For buyers, you may be able to invest in a property at a discount. Especially in the current environment. Properties, on average, sell for between 10-15% less than their market value at auction, according to Home Selling Expert. In fact, the guide prices you find at auction houses are often set lower than the actual property’s value to encourage bidding.
For sellers, auctions offer a fast-paced sale. This could be for several reasons including:
- To sell an inherited property
- The seller needing to move house quickly, for a new job for example
- Raise funds for a new project or business venture
It’s important to remember that not every house being sold at auction is damaged or needs renovation works. Landlords, for instance, have been willing to let their properties go to auction at 30% discount due to rising costs and rates as well as those looking to retire and exit the market.
For example, a Victorian townhouse in Hampstead recently went up for auction at a guide price three time below the value of its neighbours. But, while it may have gone under the hammer with a price tag ranging between £850k – £1m, the property could have easily been valued at £3m following a renovation.
Diamonds in the rough can also be discovered at property auctions. A run-down shack could end up being a pristine, sought after home following a refurb. But the rising popularity of auctions has created a challenge for bidders.
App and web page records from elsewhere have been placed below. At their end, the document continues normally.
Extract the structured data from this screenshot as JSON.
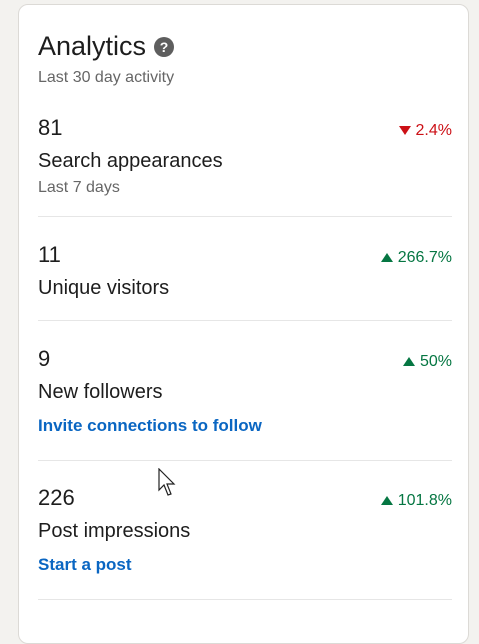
{
  "analytics": {
    "title": "Analytics",
    "subtitle": "Last 30 day activity",
    "metrics": [
      {
        "value": "81",
        "label": "Search appearances",
        "change": "2.4%",
        "direction": "down",
        "meta": "Last 7 days"
      },
      {
        "value": "11",
        "label": "Unique visitors",
        "change": "266.7%",
        "direction": "up"
      },
      {
        "value": "9",
        "label": "New followers",
        "change": "50%",
        "direction": "up",
        "link": "Invite connections to follow"
      },
      {
        "value": "226",
        "label": "Post impressions",
        "change": "101.8%",
        "direction": "up",
        "link": "Start a post"
      }
    ]
  },
  "icons": {
    "help": "help-icon",
    "cursor": "mouse-pointer-icon"
  },
  "colors": {
    "accent_link": "#0a66c2",
    "increase": "#057642",
    "decrease": "#cc1016"
  }
}
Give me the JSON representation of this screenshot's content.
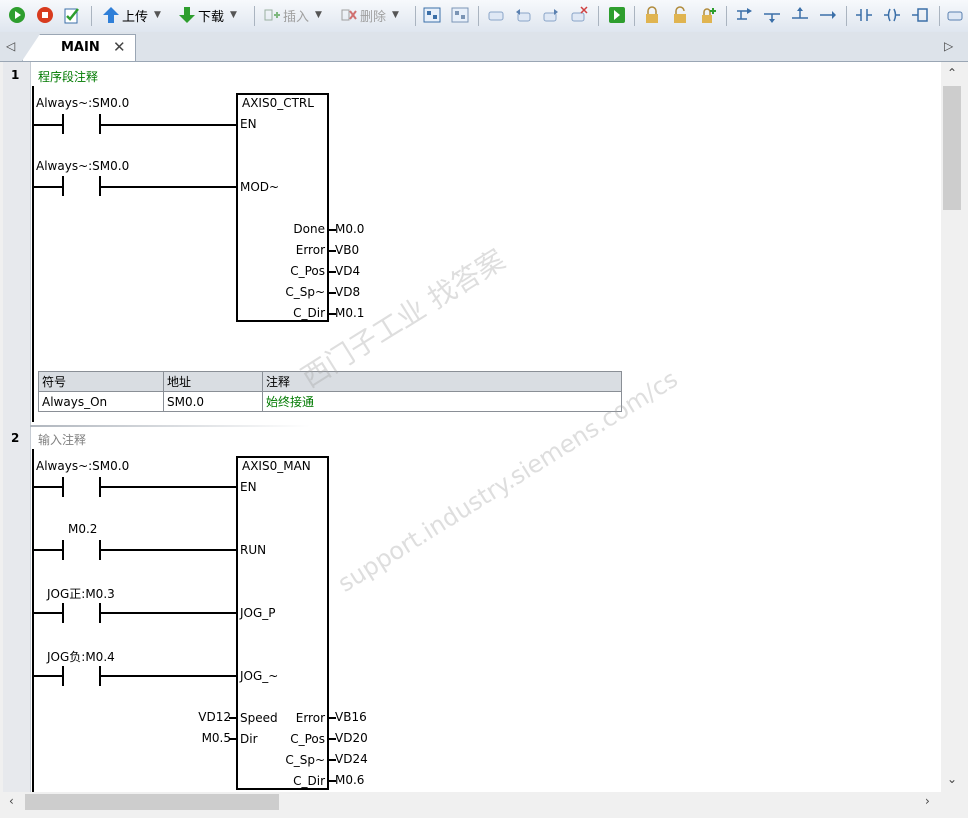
{
  "toolbar": {
    "upload_label": "上传",
    "download_label": "下载",
    "insert_label": "插入",
    "delete_label": "删除"
  },
  "tabs": [
    {
      "label": "MAIN"
    }
  ],
  "networks": [
    {
      "number": "1",
      "comment": "程序段注释",
      "block": {
        "title": "AXIS0_CTRL",
        "inputs": [
          {
            "contact_label": "Always~:SM0.0",
            "pin": "EN"
          },
          {
            "contact_label": "Always~:SM0.0",
            "pin": "MOD~"
          }
        ],
        "outputs": [
          {
            "pin": "Done",
            "value": "M0.0"
          },
          {
            "pin": "Error",
            "value": "VB0"
          },
          {
            "pin": "C_Pos",
            "value": "VD4"
          },
          {
            "pin": "C_Sp~",
            "value": "VD8"
          },
          {
            "pin": "C_Dir",
            "value": "M0.1"
          }
        ]
      },
      "symbol_table": {
        "headers": [
          "符号",
          "地址",
          "注释"
        ],
        "rows": [
          [
            "Always_On",
            "SM0.0",
            "始终接通"
          ]
        ]
      }
    },
    {
      "number": "2",
      "comment": "输入注释",
      "block": {
        "title": "AXIS0_MAN",
        "inputs": [
          {
            "contact_label": "Always~:SM0.0",
            "pin": "EN"
          },
          {
            "contact_label": "M0.2",
            "pin": "RUN"
          },
          {
            "contact_label": "JOG正:M0.3",
            "pin": "JOG_P"
          },
          {
            "contact_label": "JOG负:M0.4",
            "pin": "JOG_~"
          }
        ],
        "value_inputs": [
          {
            "value": "VD12",
            "pin": "Speed"
          },
          {
            "value": "M0.5",
            "pin": "Dir"
          }
        ],
        "outputs": [
          {
            "pin": "Error",
            "value": "VB16"
          },
          {
            "pin": "C_Pos",
            "value": "VD20"
          },
          {
            "pin": "C_Sp~",
            "value": "VD24"
          },
          {
            "pin": "C_Dir",
            "value": "M0.6"
          }
        ]
      }
    }
  ],
  "watermark": {
    "line1": "西门子工业  找答案",
    "line2": "support.industry.siemens.com/cs"
  },
  "colors": {
    "comment_green": "#007a00",
    "comment_gray": "#808080"
  }
}
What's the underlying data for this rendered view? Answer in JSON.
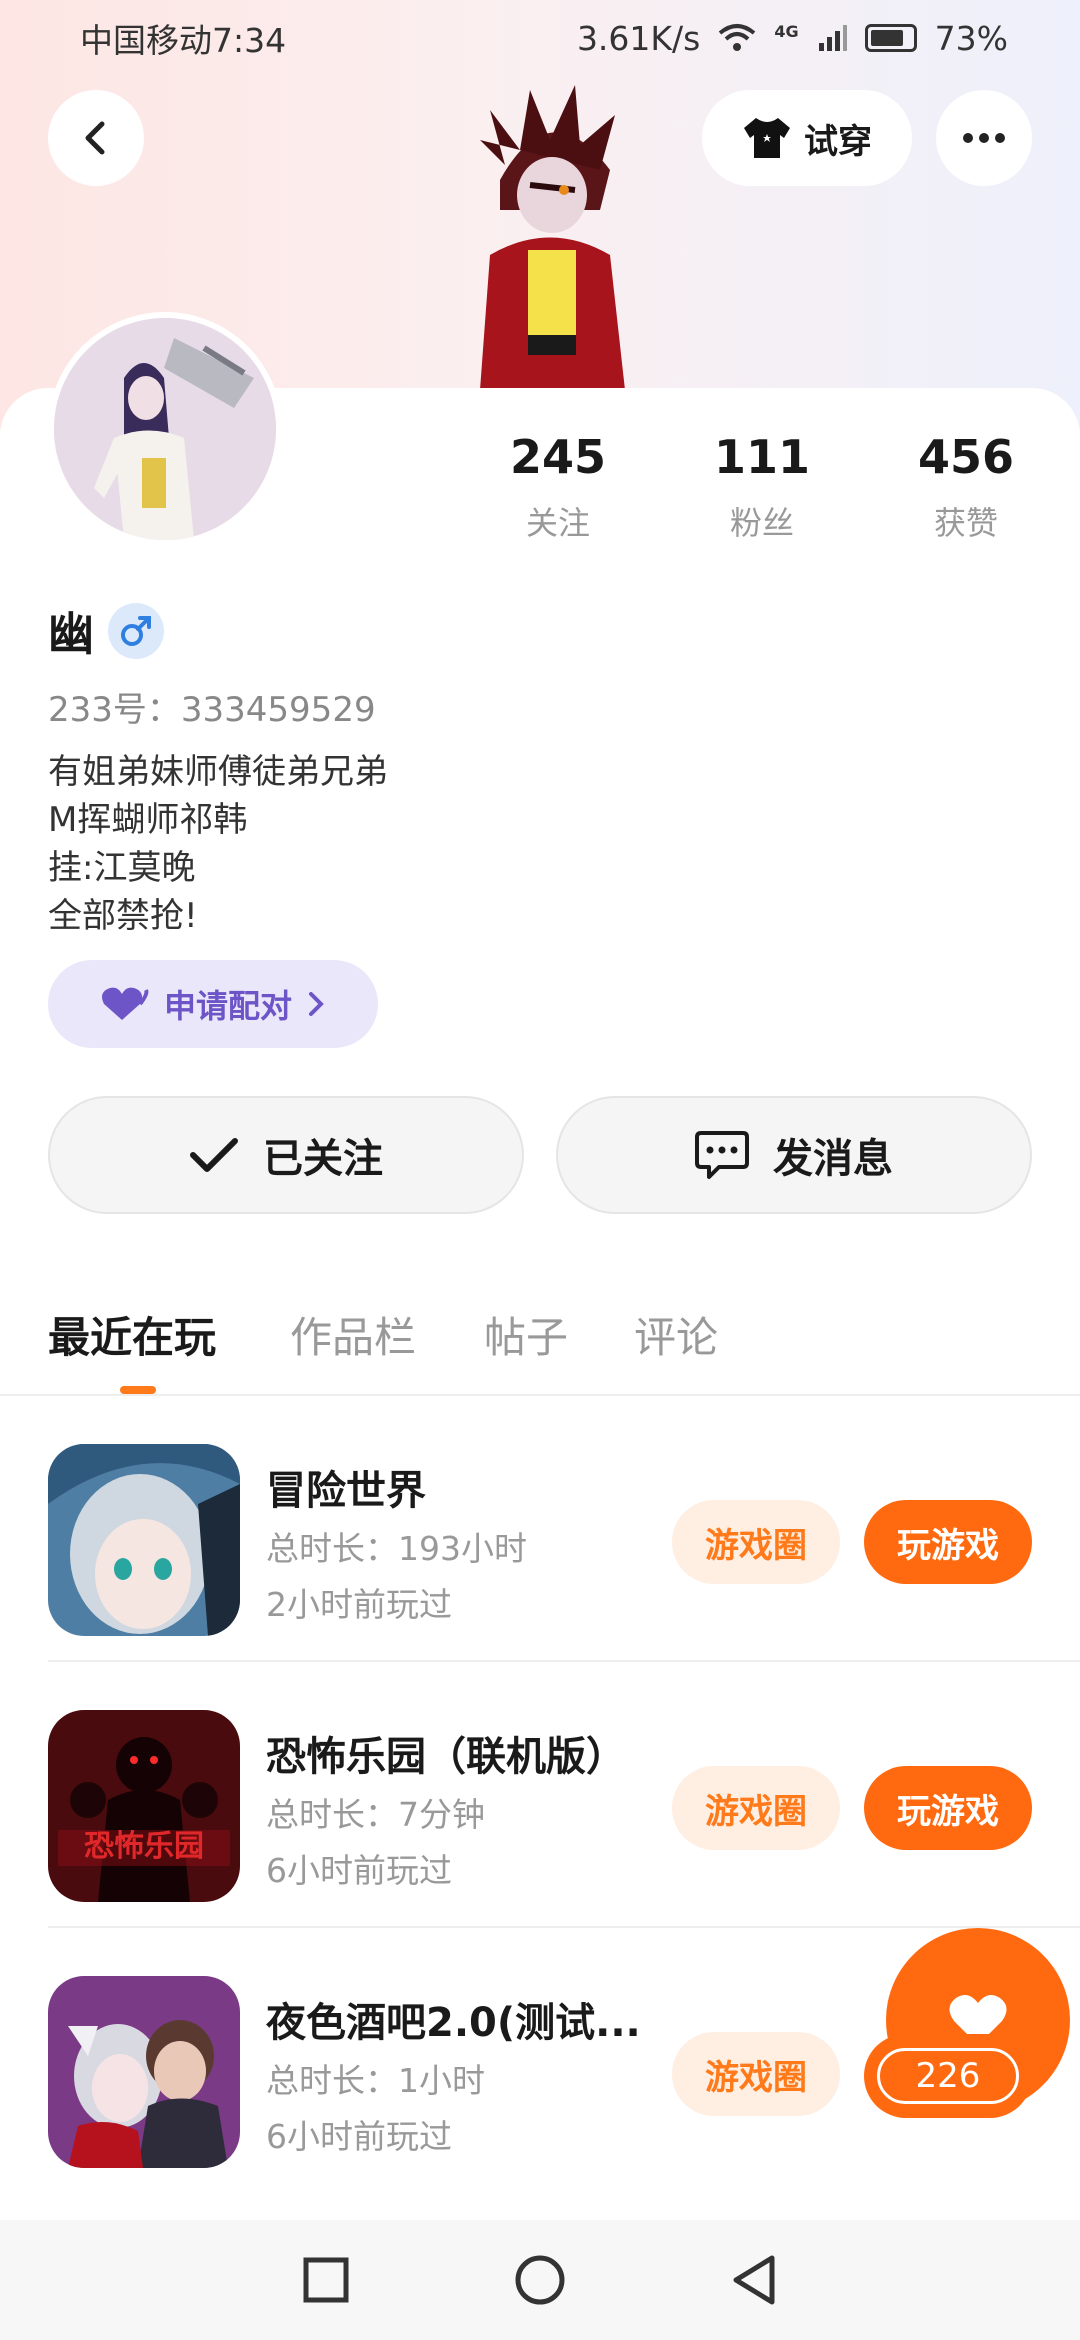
{
  "status_bar": {
    "carrier_time": "中国移动7:34",
    "network_speed": "3.61K/s",
    "network_type": "4G",
    "battery": "73%"
  },
  "header": {
    "try_on_label": "试穿"
  },
  "profile": {
    "stats": [
      {
        "value": "245",
        "label": "关注"
      },
      {
        "value": "111",
        "label": "粉丝"
      },
      {
        "value": "456",
        "label": "获赞"
      }
    ],
    "name": "幽",
    "gender": "male",
    "uid": "233号：333459529",
    "bio_lines": [
      "有姐弟妹师傅徒弟兄弟",
      "M挥蝴师祁韩",
      "挂:江莫晚",
      "全部禁抢!"
    ],
    "match_label": "申请配对"
  },
  "actions": {
    "followed_label": "已关注",
    "message_label": "发消息"
  },
  "tabs": [
    "最近在玩",
    "作品栏",
    "帖子",
    "评论"
  ],
  "games": [
    {
      "title": "冒险世界",
      "duration": "总时长：193小时",
      "last_played": "2小时前玩过",
      "circle_label": "游戏圈",
      "play_label": "玩游戏"
    },
    {
      "title": "恐怖乐园（联机版）",
      "duration": "总时长：7分钟",
      "last_played": "6小时前玩过",
      "circle_label": "游戏圈",
      "play_label": "玩游戏"
    },
    {
      "title": "夜色酒吧2.0(测试...",
      "duration": "总时长：1小时",
      "last_played": "6小时前玩过",
      "circle_label": "游戏圈"
    }
  ],
  "like": {
    "count": "226"
  },
  "colors": {
    "accent": "#ff6a10",
    "accent_light": "#ffeee2",
    "match_purple": "#6d55c8"
  }
}
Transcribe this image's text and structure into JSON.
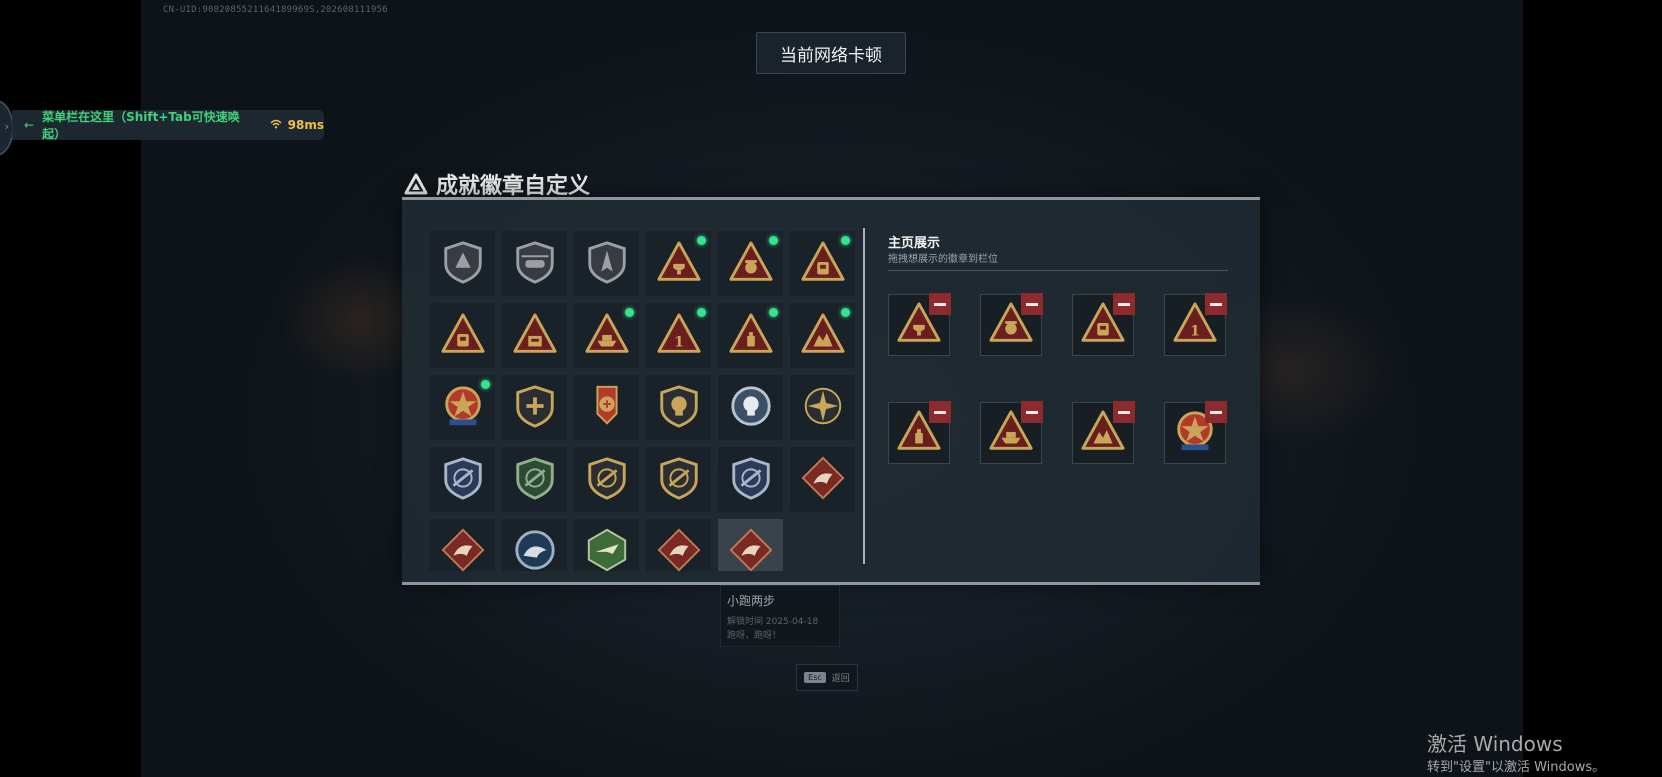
{
  "uid_text": "CN-UID:9082085521164189969S,202608111956",
  "toast": "当前网络卡顿",
  "menu_bar": {
    "hint": "菜单栏在这里（Shift+Tab可快速唤起）",
    "ping": "98ms"
  },
  "panel_title": "成就徽章自定义",
  "badge_grid": [
    {
      "icon": "mountain-shield-badge",
      "new": false
    },
    {
      "icon": "helicopter-shield-badge",
      "new": false
    },
    {
      "icon": "jet-shield-badge",
      "new": false
    },
    {
      "icon": "trophy-triangle-badge",
      "new": true
    },
    {
      "icon": "scale-triangle-badge",
      "new": true
    },
    {
      "icon": "backpack-triangle-badge",
      "new": true
    },
    {
      "icon": "backpack-triangle-badge",
      "new": false
    },
    {
      "icon": "box-triangle-badge",
      "new": false
    },
    {
      "icon": "boat-triangle-badge",
      "new": true
    },
    {
      "icon": "number-one-triangle-badge",
      "new": true
    },
    {
      "icon": "bottle-triangle-badge",
      "new": true
    },
    {
      "icon": "soldier-triangle-badge",
      "new": true
    },
    {
      "icon": "star-medal-badge",
      "new": true
    },
    {
      "icon": "plus-shield-badge",
      "new": false
    },
    {
      "icon": "cross-medal-badge",
      "new": false
    },
    {
      "icon": "lion-shield-badge",
      "new": false
    },
    {
      "icon": "skull-round-badge",
      "new": false
    },
    {
      "icon": "compass-round-badge",
      "new": false
    },
    {
      "icon": "rifle-crossed-badge",
      "new": false
    },
    {
      "icon": "rifle-green-badge",
      "new": false
    },
    {
      "icon": "rifle-shield-badge",
      "new": false
    },
    {
      "icon": "rifle-shield-badge",
      "new": false
    },
    {
      "icon": "rifle-blue-badge",
      "new": false
    },
    {
      "icon": "beast-diamond-badge",
      "new": false
    },
    {
      "icon": "beast-diamond-badge",
      "new": false
    },
    {
      "icon": "beast-round-badge",
      "new": false
    },
    {
      "icon": "plane-hexagon-badge",
      "new": false
    },
    {
      "icon": "beast-diamond-badge",
      "new": false
    },
    {
      "icon": "beast-diamond-badge",
      "new": false
    }
  ],
  "selected_index": 28,
  "showcase": {
    "title": "主页展示",
    "subtitle": "拖拽想展示的徽章到栏位",
    "slots": [
      {
        "icon": "trophy-triangle-badge"
      },
      {
        "icon": "scale-triangle-badge"
      },
      {
        "icon": "backpack-triangle-badge"
      },
      {
        "icon": "number-one-triangle-badge"
      },
      {
        "icon": "bottle-triangle-badge"
      },
      {
        "icon": "boat-triangle-badge"
      },
      {
        "icon": "soldier-triangle-badge"
      },
      {
        "icon": "star-medal-badge"
      }
    ]
  },
  "tooltip": {
    "name": "小跑两步",
    "date": "解锁时间  2025-04-18",
    "desc": "跑呀，跑呀！"
  },
  "back": {
    "key": "Esc",
    "label": "返回"
  },
  "watermark": {
    "line1": "激活 Windows",
    "line2": "转到\"设置\"以激活 Windows。"
  },
  "colors": {
    "new_dot": "#35e28e",
    "remove": "#8c2a2e",
    "gold": "#c9a55a",
    "badge_red": "#6b1e1e"
  }
}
Last year, many auction houses reported record numbers of sales. As more buyers turn to auction houses in search of these hidden opportunity, competition rises.
How can specialist finance help?
Auctions can present you with many opportunities. Residential, commercial, and mixed-use properties can be found at auction, often at very tempting prices.
When it comes to auctions, speed is the name of the game, for both the bidding and what comes after. Purchases need to be wrapped up in mere weeks and those with finance at the ready will be able to pull ahead of their rivals. This is where specialist finance may be able to provide you with an advantage.
Our auction bridging loans can be issued in as little as 3 days from an enquiry. This will not only provide with peace of mind, knowing you’ll be able to meet the auction house’s deadline, but it may also provide you with confidence when bidding.
Knowing how much capital you’ll have access to will allow you to bid comfortably. Whereas some of your rivals may be worried about bidding beyond their means.
We also have several options available for what comes afterwards, should your bid be successful. From arranging bespoke auction loans to meet your completion deadline, to renovating less-than-perfect assets using our permitted & light development bridging loans. Meanwhile, our BTL mortgages can allow you to rent properties that you may have purchased.
No matter what your property investment plans may entail, we may be able to match you up with an appropriate financial solution.